### [Problem to solve]
Leave out the pictures and repeat the entries below verbatim.

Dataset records
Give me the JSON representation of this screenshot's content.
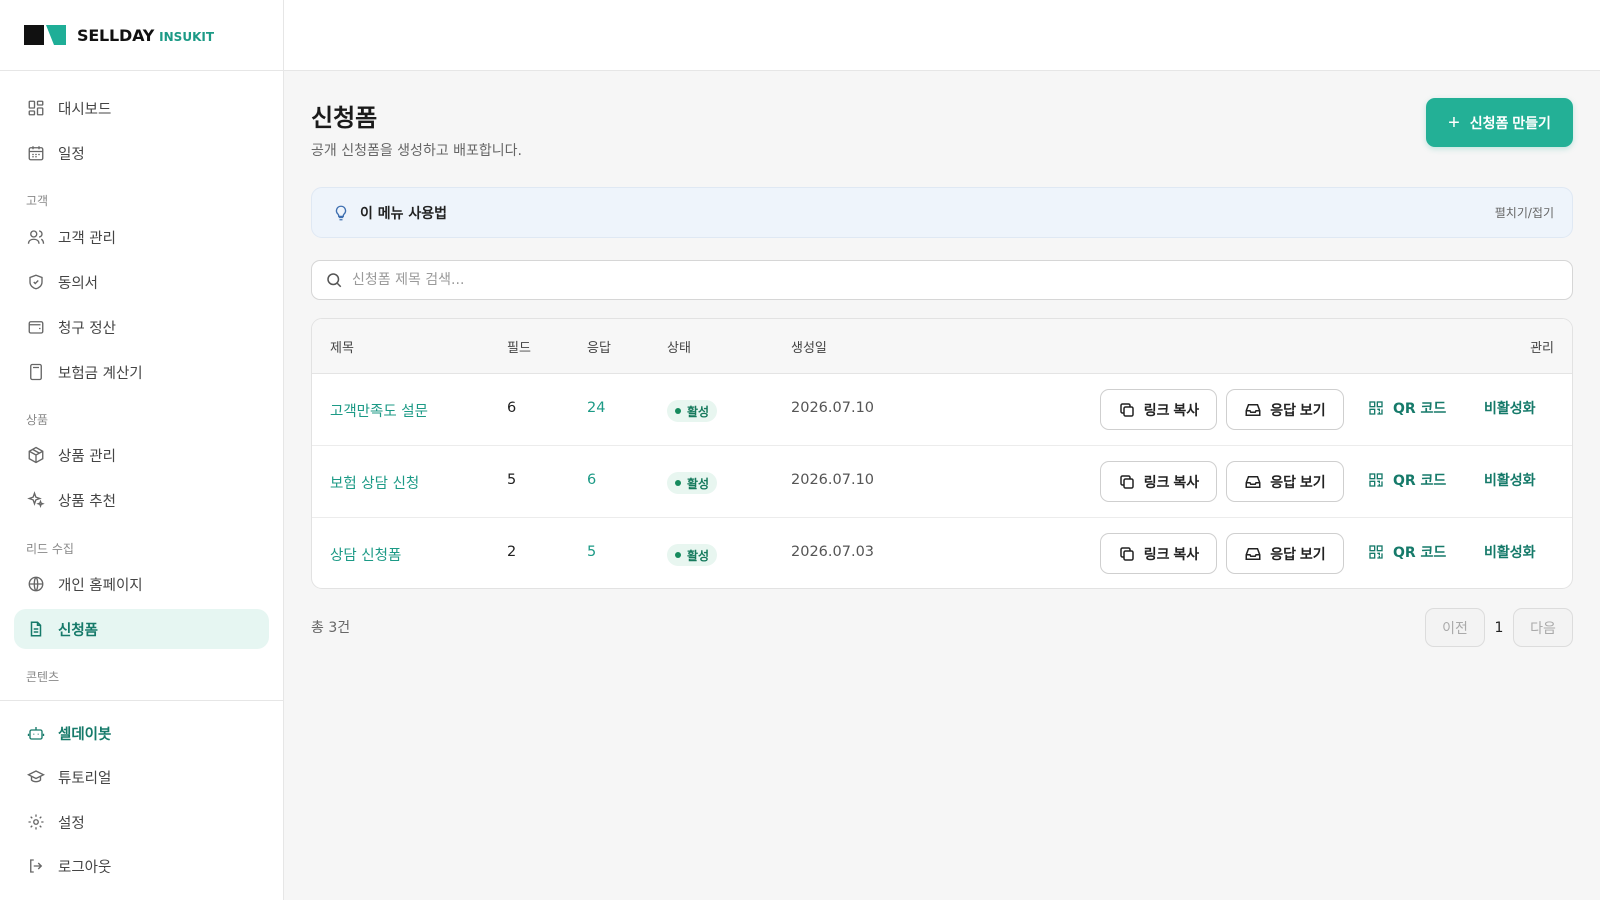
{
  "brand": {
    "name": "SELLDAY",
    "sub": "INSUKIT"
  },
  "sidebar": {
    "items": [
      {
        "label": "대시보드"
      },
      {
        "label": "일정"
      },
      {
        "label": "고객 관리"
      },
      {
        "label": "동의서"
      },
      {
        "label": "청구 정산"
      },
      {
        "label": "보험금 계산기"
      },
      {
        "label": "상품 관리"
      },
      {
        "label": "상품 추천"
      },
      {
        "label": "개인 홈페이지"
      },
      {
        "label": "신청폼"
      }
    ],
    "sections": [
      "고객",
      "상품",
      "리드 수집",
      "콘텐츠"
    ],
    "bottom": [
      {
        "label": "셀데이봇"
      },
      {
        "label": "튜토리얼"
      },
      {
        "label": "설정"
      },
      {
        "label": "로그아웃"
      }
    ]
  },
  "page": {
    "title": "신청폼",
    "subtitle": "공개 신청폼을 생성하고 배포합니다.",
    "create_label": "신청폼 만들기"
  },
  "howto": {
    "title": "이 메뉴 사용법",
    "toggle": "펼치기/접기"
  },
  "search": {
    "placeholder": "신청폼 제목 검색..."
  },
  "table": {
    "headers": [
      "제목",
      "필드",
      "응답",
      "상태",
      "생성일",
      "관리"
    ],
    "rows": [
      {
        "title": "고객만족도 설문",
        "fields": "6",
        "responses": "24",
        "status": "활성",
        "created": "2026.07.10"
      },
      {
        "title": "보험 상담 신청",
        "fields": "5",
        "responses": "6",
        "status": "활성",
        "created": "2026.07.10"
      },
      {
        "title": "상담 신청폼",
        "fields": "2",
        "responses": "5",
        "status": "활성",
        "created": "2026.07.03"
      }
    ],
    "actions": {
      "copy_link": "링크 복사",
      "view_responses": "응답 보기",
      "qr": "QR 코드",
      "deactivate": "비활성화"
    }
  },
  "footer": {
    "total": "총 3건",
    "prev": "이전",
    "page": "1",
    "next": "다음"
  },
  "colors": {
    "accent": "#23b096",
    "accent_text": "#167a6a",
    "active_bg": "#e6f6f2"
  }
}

### [Answer for this exercise]
Give me the JSON representation of this screenshot's content.
{
  "brand": {
    "name": "SELLDAY",
    "sub": "INSUKIT"
  },
  "sidebar": {
    "items": [
      {
        "label": "대시보드"
      },
      {
        "label": "일정"
      },
      {
        "label": "고객 관리"
      },
      {
        "label": "동의서"
      },
      {
        "label": "청구 정산"
      },
      {
        "label": "보험금 계산기"
      },
      {
        "label": "상품 관리"
      },
      {
        "label": "상품 추천"
      },
      {
        "label": "개인 홈페이지"
      },
      {
        "label": "신청폼"
      }
    ],
    "sections": [
      "고객",
      "상품",
      "리드 수집",
      "콘텐츠"
    ],
    "bottom": [
      {
        "label": "셀데이봇"
      },
      {
        "label": "튜토리얼"
      },
      {
        "label": "설정"
      },
      {
        "label": "로그아웃"
      }
    ]
  },
  "page": {
    "title": "신청폼",
    "subtitle": "공개 신청폼을 생성하고 배포합니다.",
    "create_label": "신청폼 만들기"
  },
  "howto": {
    "title": "이 메뉴 사용법",
    "toggle": "펼치기/접기"
  },
  "search": {
    "placeholder": "신청폼 제목 검색..."
  },
  "table": {
    "headers": [
      "제목",
      "필드",
      "응답",
      "상태",
      "생성일",
      "관리"
    ],
    "rows": [
      {
        "title": "고객만족도 설문",
        "fields": "6",
        "responses": "24",
        "status": "활성",
        "created": "2026.07.10"
      },
      {
        "title": "보험 상담 신청",
        "fields": "5",
        "responses": "6",
        "status": "활성",
        "created": "2026.07.10"
      },
      {
        "title": "상담 신청폼",
        "fields": "2",
        "responses": "5",
        "status": "활성",
        "created": "2026.07.03"
      }
    ],
    "actions": {
      "copy_link": "링크 복사",
      "view_responses": "응답 보기",
      "qr": "QR 코드",
      "deactivate": "비활성화"
    }
  },
  "footer": {
    "total": "총 3건",
    "prev": "이전",
    "page": "1",
    "next": "다음"
  },
  "colors": {
    "accent": "#23b096",
    "accent_text": "#167a6a",
    "active_bg": "#e6f6f2"
  }
}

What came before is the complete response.